◆ What is being asked
Retype, exactly as written, every line from the one containing "Extract the structured" through the last line of the records below, both included; skip the pictures.

(Element data from apps and pages)
______________________________

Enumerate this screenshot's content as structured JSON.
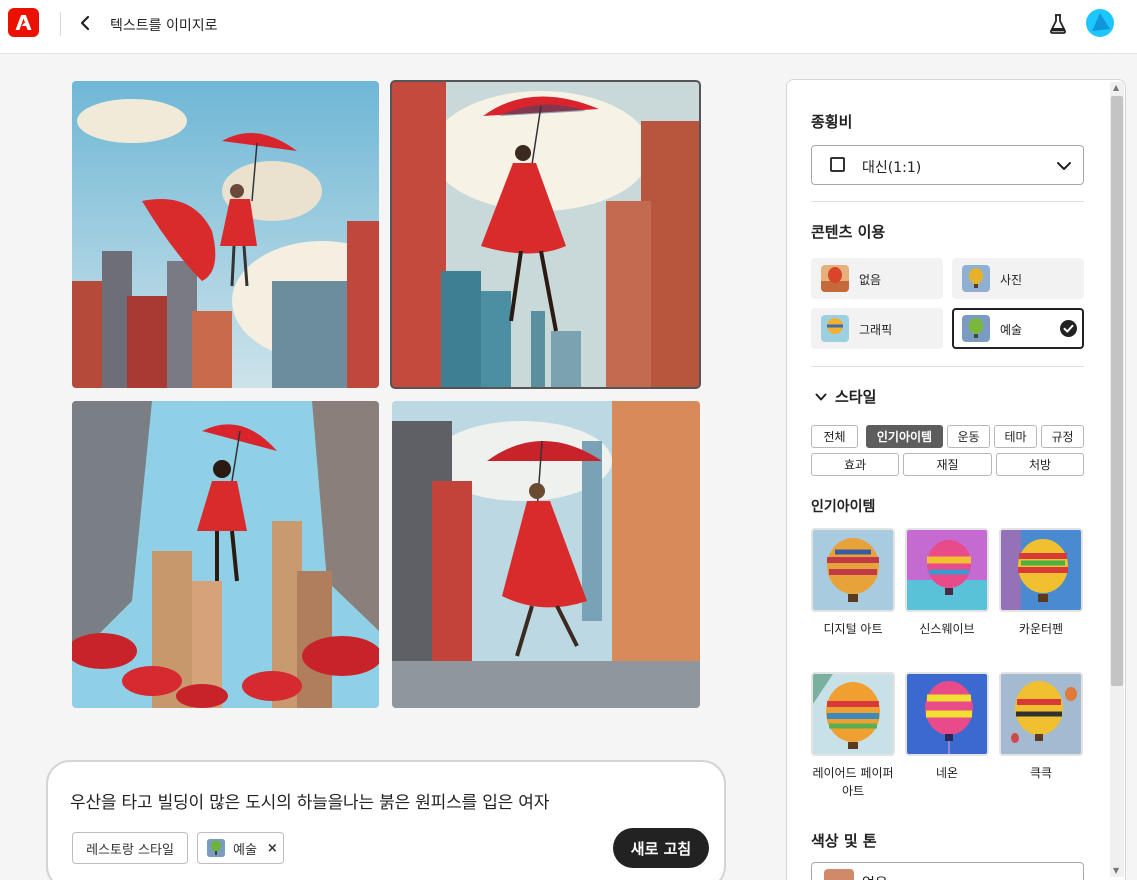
{
  "header": {
    "title": "텍스트를 이미지로"
  },
  "prompt": {
    "text": "우산을 타고 빌딩이 많은 도시의 하늘을나는 붉은 원피스를 입은 여자",
    "chips": {
      "style": "레스토랑 스타일",
      "content": "예술"
    },
    "refresh_label": "새로 고침"
  },
  "panel": {
    "aspect_ratio": {
      "title": "종횡비",
      "value": "대신(1:1)"
    },
    "content_type": {
      "title": "콘텐츠 이용",
      "options": [
        "없음",
        "사진",
        "그래픽",
        "예술"
      ],
      "selected": "예술"
    },
    "styles": {
      "title": "스타일",
      "tags": [
        "전체",
        "인기아이템",
        "운동",
        "테마",
        "규정",
        "효과",
        "재질",
        "처방"
      ],
      "active_tag": "인기아이템",
      "section_title": "인기아이템",
      "items": [
        "디지털 아트",
        "신스웨이브",
        "카운터펜",
        "레이어드 페이퍼",
        "아트",
        "네온",
        "큭큭"
      ]
    },
    "color_tone": {
      "title": "색상 및 톤",
      "value": "없음"
    }
  },
  "colors": {
    "brand": "#eb1000",
    "accent_dark": "#222222",
    "avatar": "#1ec6ff"
  }
}
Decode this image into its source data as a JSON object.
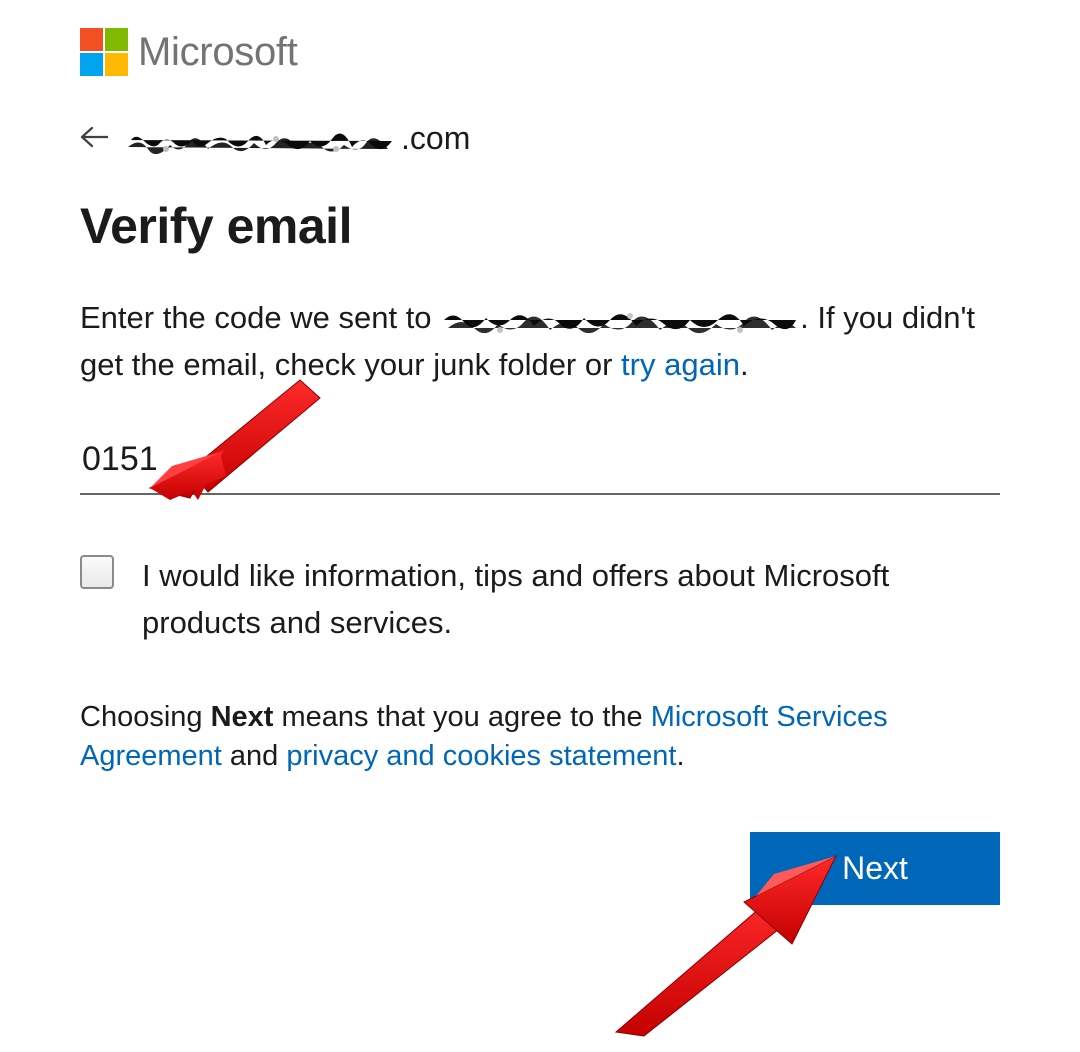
{
  "brand": {
    "name": "Microsoft"
  },
  "identity": {
    "email_visible_suffix": ".com"
  },
  "title": "Verify email",
  "instruction": {
    "prefix": "Enter the code we sent to ",
    "suffix_before_link": ". If you didn't get the email, check your junk folder or ",
    "try_again": "try again",
    "period": "."
  },
  "code": {
    "value": "0151"
  },
  "consent": {
    "label": "I would like information, tips and offers about Microsoft products and services."
  },
  "terms": {
    "prefix": "Choosing ",
    "bold": "Next",
    "mid": " means that you agree to the ",
    "link1": "Microsoft Services Agreement",
    "and": " and ",
    "link2": "privacy and cookies statement",
    "period": "."
  },
  "actions": {
    "next_label": "Next"
  }
}
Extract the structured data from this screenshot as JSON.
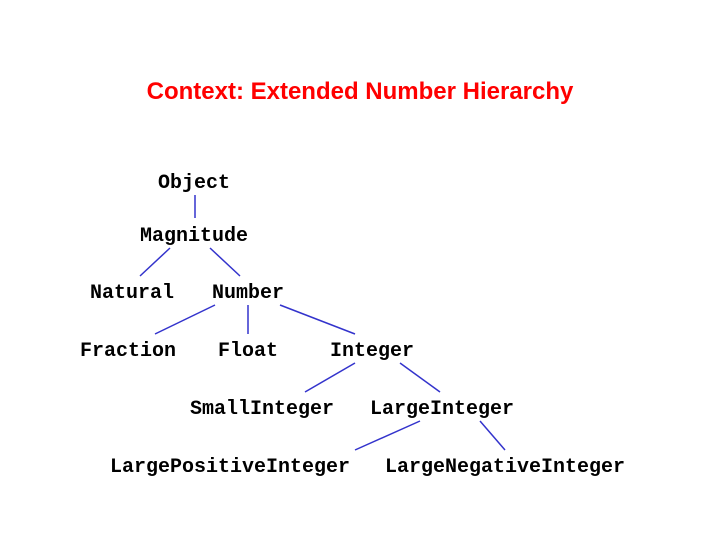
{
  "title": "Context: Extended Number Hierarchy",
  "nodes": {
    "object": "Object",
    "magnitude": "Magnitude",
    "natural": "Natural",
    "number": "Number",
    "fraction": "Fraction",
    "float": "Float",
    "integer": "Integer",
    "smallinteger": "SmallInteger",
    "largeinteger": "LargeInteger",
    "largepositiveinteger": "LargePositiveInteger",
    "largenegativeinteger": "LargeNegativeInteger"
  }
}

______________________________

◆ Reply
Extract the structured data from this screenshot as JSON.
{
  "title": "Context: Extended Number Hierarchy",
  "nodes": {
    "object": "Object",
    "magnitude": "Magnitude",
    "natural": "Natural",
    "number": "Number",
    "fraction": "Fraction",
    "float": "Float",
    "integer": "Integer",
    "smallinteger": "SmallInteger",
    "largeinteger": "LargeInteger",
    "largepositiveinteger": "LargePositiveInteger",
    "largenegativeinteger": "LargeNegativeInteger"
  }
}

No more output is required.